Prior to coming joining Cal OES Potter spent 20 years in the US Air Force attached to many units including AFTAC, Nuclear Detection, Collection, and Analysis. He was a seismic systems maintenance technician, Airborne Scientific Laboratory Technician (SEO), DLI Arabic Language grad, and RSO at McClellan Central Lab.
With the Christmas decorations all set up and the excitement of the holidays in the air, it’s easy to forget about safety precautions and careful behavior — but knowing how to stay safe is just as important now as it is during the rest of the year! With the frosty holiday gusts and the exciting adventures to visit friends and family, many safety and home security issues come up that you might not have considered.
Follow these top five safety tips for the holidays, from Huffington Post’s Hometalker and safety expert Elli Bishop of SafeWise.com, to ensure that you are safe and prepared, and can enjoy your happy holidays free of stress and worry!
I went out to get my car today at the shop where it was being fixed and from one-thing to another the conversation turned to the recent 6.0 magnitude earthquake in Napa County. Nearly every Californian has heard about the damaged buildings and significant loss of precious wine bottles.
I shared that even though the news articles and newscasts show the worst of the disaster, that Napa County is still open for business and they have been very proactive in keeping shoppers and visitors coming to the region, even hours after the quake.
Although losing delicious wine is a travesty, it is an avoidable one! Whether you have a wine library, or a handful of bottles stored in the dining room, you need to secure those bottles so you do not end up with a mess of … continue reading »
Redlands – The California Governor’s Office of Emergency Services continues to work towards the implementation of the most sophisticated earthquake early warning system that could potentially save millions of lives.
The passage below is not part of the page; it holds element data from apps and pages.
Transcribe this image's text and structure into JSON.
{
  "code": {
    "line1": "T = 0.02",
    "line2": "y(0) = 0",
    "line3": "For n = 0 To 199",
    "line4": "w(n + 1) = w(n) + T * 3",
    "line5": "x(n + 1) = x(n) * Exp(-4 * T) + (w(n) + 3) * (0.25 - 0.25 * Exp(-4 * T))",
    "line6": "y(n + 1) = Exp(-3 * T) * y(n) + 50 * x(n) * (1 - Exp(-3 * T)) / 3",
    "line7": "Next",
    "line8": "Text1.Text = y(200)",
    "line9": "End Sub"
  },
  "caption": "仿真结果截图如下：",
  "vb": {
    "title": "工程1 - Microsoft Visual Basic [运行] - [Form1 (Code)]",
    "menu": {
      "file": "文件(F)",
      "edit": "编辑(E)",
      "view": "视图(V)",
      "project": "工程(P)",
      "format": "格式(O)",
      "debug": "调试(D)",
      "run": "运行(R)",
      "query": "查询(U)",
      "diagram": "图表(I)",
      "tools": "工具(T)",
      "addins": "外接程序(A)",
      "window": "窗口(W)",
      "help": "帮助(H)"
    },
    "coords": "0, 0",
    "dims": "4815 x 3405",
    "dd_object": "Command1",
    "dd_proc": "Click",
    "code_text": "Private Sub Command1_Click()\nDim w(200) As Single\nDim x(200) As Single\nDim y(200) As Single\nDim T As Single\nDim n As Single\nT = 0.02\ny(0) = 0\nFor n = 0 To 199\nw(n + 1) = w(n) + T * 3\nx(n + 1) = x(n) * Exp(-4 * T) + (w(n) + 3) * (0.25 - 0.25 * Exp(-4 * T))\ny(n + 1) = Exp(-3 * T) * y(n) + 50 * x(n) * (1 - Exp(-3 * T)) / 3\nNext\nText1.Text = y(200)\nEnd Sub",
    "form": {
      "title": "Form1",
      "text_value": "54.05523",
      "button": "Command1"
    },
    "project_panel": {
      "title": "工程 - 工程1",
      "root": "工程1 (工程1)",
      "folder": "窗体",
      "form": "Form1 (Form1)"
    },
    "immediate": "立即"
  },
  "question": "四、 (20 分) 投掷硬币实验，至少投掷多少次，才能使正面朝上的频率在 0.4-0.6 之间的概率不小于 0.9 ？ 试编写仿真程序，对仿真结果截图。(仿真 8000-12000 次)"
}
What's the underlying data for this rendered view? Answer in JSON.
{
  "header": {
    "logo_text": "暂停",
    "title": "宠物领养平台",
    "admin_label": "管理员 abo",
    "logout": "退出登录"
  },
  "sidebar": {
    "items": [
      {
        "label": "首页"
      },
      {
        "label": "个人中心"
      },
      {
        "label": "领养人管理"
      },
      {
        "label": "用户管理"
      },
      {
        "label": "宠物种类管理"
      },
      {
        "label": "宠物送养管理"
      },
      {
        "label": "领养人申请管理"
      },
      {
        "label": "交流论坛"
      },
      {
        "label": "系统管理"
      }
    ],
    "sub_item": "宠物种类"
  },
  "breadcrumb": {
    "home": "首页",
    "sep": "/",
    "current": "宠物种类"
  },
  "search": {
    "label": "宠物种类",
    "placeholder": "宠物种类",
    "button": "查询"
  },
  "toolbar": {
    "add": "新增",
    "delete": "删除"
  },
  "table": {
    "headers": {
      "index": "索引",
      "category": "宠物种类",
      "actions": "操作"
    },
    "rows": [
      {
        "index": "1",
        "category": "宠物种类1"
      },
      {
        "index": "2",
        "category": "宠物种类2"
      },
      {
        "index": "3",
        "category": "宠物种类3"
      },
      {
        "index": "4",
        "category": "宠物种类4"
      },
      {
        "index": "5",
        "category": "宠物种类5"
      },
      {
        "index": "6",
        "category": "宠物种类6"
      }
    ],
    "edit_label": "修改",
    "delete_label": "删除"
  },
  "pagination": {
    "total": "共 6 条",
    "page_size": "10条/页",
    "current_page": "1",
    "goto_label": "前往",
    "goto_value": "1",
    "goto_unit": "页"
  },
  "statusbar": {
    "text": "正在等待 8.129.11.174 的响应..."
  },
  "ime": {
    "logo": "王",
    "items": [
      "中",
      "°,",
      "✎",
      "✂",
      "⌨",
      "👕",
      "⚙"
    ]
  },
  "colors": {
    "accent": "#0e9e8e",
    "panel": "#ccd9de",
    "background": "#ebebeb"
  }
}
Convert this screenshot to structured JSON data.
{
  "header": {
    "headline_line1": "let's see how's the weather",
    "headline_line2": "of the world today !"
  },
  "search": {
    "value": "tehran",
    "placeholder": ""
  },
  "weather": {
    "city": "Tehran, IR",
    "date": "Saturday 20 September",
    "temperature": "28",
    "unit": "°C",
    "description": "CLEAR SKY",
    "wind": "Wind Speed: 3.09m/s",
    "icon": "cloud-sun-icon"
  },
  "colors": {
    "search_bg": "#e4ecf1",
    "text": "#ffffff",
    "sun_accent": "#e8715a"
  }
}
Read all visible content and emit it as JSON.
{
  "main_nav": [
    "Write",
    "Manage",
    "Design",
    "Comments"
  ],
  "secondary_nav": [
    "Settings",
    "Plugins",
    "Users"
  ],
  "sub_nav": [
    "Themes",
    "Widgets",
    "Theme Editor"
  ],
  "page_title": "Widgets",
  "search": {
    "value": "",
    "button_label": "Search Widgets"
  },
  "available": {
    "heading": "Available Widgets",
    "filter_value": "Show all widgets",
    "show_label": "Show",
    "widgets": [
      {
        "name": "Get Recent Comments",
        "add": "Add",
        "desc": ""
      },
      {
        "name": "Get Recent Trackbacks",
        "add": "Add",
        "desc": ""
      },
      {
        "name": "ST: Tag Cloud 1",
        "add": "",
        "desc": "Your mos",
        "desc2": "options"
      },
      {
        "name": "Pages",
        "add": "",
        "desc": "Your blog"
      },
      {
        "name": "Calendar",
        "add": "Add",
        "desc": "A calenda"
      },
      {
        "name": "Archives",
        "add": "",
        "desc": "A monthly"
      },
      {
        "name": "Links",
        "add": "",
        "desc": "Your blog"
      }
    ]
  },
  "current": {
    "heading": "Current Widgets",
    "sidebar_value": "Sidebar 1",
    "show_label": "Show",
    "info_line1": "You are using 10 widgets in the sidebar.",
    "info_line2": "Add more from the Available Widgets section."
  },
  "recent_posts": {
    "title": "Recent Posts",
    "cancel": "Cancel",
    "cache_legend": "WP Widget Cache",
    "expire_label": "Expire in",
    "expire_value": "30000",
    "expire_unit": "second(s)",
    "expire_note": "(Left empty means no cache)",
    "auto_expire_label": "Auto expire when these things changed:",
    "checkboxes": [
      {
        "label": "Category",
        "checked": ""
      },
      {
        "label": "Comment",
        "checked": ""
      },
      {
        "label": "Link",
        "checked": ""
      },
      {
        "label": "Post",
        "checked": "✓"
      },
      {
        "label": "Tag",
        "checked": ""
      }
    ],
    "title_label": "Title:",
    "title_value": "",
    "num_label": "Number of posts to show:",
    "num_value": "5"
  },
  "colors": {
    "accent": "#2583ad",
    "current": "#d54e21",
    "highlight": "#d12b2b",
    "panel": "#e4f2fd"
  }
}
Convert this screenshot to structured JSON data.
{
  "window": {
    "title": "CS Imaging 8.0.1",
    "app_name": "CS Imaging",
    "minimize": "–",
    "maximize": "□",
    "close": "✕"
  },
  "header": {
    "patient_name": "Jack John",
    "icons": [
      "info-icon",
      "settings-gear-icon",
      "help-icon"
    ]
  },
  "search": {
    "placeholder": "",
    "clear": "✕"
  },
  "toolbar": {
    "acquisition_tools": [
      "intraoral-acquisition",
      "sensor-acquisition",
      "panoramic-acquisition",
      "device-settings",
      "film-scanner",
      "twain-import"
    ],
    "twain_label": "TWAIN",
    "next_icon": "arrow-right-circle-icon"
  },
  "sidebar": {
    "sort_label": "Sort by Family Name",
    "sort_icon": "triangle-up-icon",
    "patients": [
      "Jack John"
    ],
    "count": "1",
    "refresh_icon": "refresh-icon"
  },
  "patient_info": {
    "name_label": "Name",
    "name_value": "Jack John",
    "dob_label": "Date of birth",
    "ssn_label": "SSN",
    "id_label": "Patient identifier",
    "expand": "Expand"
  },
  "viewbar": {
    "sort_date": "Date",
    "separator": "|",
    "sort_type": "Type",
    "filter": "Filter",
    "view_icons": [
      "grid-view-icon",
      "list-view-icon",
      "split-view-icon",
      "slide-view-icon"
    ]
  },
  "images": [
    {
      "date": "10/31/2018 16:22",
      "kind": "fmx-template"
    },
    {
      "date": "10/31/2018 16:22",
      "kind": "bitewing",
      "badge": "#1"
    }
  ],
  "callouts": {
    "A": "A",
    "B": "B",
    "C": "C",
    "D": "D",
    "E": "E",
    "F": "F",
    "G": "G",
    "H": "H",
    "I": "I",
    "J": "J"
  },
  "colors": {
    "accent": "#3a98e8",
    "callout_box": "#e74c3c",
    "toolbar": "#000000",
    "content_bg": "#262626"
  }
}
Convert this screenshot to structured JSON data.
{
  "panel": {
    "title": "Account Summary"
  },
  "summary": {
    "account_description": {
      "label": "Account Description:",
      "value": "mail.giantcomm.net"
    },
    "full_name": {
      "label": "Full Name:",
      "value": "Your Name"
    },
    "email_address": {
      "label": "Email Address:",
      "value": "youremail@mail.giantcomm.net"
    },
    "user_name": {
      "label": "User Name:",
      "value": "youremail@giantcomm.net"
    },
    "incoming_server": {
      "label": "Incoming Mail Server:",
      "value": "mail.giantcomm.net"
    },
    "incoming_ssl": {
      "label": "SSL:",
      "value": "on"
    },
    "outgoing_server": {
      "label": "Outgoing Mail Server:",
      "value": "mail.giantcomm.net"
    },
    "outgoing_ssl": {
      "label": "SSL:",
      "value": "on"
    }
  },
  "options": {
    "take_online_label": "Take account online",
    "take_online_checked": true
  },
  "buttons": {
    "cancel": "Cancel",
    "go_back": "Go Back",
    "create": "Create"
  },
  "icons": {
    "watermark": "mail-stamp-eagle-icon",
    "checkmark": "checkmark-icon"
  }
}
Based on a whole community approach, today Cal OES hosted a second workshop in San Bernardino County to inform stakeholders of the state’s vision regarding the public-partnership component of the project, an implementation strategy and how to build on existing capabilities, including a strategy for outreach program goals; engagement of the private sector, utilities and transportation agencies; funding support; and other issues.
The first workshop was held on May 7 at the California Maritime Academy in Vallejo. “California has been working on an earthquake early warning system for many years,” said Cal OES Director Mark Ghilarducci. … continue reading »